Slow passage: All eyes on Seanad as delays risk timeline of abortion bill
Senators are wont to complain that nobody pays attention to the upper house - they won't have that to say over the coming days, as their handling of the abortion legislation will come under intense scrutiny.
The painfully slow passage of the legislation through the Dáil - which saw extensive debate, some old-fashioned mudslinging, and no meaningful change to the bill in the end - put the timeline for services at risk.
That timeline now depends largely on those in the Seanad.
It is expected that substantial amendments will be tabled again, but there is muted hope in some quarters that the debate may be shorter this time around.
That idea was put to bed somewhat as senators took to their feet for the first of their eight-minute contributions.

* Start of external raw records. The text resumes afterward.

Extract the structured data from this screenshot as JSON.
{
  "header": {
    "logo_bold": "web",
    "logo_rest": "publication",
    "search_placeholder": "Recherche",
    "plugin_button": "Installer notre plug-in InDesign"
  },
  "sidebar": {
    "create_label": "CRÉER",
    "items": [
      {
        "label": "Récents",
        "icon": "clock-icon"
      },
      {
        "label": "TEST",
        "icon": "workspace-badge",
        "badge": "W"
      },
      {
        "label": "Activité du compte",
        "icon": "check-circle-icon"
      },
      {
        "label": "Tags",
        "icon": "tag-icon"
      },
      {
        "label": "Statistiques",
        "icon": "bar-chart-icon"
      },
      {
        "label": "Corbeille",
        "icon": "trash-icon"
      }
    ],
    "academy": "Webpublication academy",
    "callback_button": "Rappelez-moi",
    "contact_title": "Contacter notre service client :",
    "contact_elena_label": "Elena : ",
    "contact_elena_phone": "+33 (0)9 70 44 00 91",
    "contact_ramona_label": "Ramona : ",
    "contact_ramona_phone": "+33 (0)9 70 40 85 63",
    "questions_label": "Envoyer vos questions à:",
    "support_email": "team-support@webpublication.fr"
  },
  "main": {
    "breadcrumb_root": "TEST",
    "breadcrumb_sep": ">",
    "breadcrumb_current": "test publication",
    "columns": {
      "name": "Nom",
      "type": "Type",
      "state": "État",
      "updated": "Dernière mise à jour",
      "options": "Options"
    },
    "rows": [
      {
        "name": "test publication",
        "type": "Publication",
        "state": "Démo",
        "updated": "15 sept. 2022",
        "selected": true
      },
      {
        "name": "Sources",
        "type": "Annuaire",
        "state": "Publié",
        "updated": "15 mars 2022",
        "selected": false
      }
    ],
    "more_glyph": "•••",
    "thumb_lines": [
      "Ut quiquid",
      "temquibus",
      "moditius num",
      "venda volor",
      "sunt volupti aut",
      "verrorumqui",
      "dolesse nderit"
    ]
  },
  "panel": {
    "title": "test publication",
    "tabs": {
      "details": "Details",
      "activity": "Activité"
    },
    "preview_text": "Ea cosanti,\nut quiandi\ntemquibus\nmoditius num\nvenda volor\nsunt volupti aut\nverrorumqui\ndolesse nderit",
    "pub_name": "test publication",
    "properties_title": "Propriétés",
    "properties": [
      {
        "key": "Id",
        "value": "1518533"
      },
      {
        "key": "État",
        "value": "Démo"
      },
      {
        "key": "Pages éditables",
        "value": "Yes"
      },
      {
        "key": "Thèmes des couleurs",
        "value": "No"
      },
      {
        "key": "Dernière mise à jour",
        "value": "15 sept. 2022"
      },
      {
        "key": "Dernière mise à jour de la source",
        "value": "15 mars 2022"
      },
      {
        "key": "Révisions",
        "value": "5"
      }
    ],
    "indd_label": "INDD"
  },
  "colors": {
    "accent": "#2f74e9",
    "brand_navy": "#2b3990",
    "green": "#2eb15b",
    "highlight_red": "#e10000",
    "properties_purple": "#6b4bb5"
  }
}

It was immediately apparent that serious concerns about the legislation among people who represent both sides of the divisive issue are held among senators too. And they are myriad.
For some it was the issue of criminalisation, for others it is the contentious three-day wait period.
For Senator David Norris - who noted that he included abortion on his 1977 election literature - he sided with those who believe a doctor with a conscientious objection should not have to refer to a doctor who was willing to provide an abortion. Some may be surprised to know he had that view, he told the house, but it was a point of principle, he said, while also declaring the legislation as "rushed".
Independent Senator Lynn Ruane acknowledged the time pressure but argued that the legislation needed to be improved, telling Health Minister Simon Harris there is no Government monopoly on healthcare for women.
Similarly, Ivana Bacik - who broke down momentarily reflecting on her activism on the issue of abortion as a student, when floods of women in crisis reached out for information - believes too there could be some changes. But she urged colleagues to be cognisant of the fact that voters had cast their ballot with an outline of the law in mind.
Her tales of women calling a group of college students to get access to a number was a reminder of how long this has been a key issue in Ireland.
That was pre-internet, Ms Bacik reminded members, as she spoke of the "long road" to the point at which the country now finds itself.
It was fitting then that Google had chosen to reveal how much was spent on ads before it suspended advertising during the campaign.
Advertisers paid €78,314, which led to more than 15 million views across 817 ads during the lead-up to the referendum.
The role the internet and social media played has sparked some reflection on the role those new frontiers will play in the electoral process in future.
Ms Bacik was not the only one to note the milestones over the decades leading up to the vote, including the 2013 Protection of Life Bill. That debate turned sour in the Seanad with "disgusting" language used, she recalled, expressing hope that this bill would not face a similar fate.
Peppered in the opening statements were pleas for respectful discussion - that's all well and good in the first hours. It was the last days of Dáil debate, with late hours and frayed tempers, that saw tensions flare.
On several occasions, Leas Cheann Comhairle Pat 'The Cope' Gallagher warned deputies against "inviting interruptions".
Fine Gael TD Kate O'Connell appeared frustrated with the way in which things were panning out on Wednesday night, telling anti-abortion TDs that the Yes side had won in May. "Ye lost and it must be hurting but we'll get our way in the end," she warned, suggesting sitting after midnight.
In the end, however, it wasn't necessary. The final vote was held just before midnight on Wednesday, moving Ireland a step closer to having abortion. But the relief for Mr Harris was short-lived as he was before the Seanad just over 12 hours later to kick the process off once more.
There may be lessons to be drawn from the way the debate was handled in the lower house. TDs were quick to rise to harsh words from across the floor and the sniping was - at many stages - not the most parliamentary of exchanges to say the least.
There was also more than a few lengthy interventions by supporters of the bill (often preceded by claims that they did not wish to take up time), that didn't particularly cover any new ground.
It led some to question the wisdom of contributing at length when doing so was only adding to the delay.
All the while work is still under way to introduce services in the first week of January as planned - whether that was a political or woman-centred move is a moot point now.
The expectation has been raised among the public, who will be watching with interest over the coming days.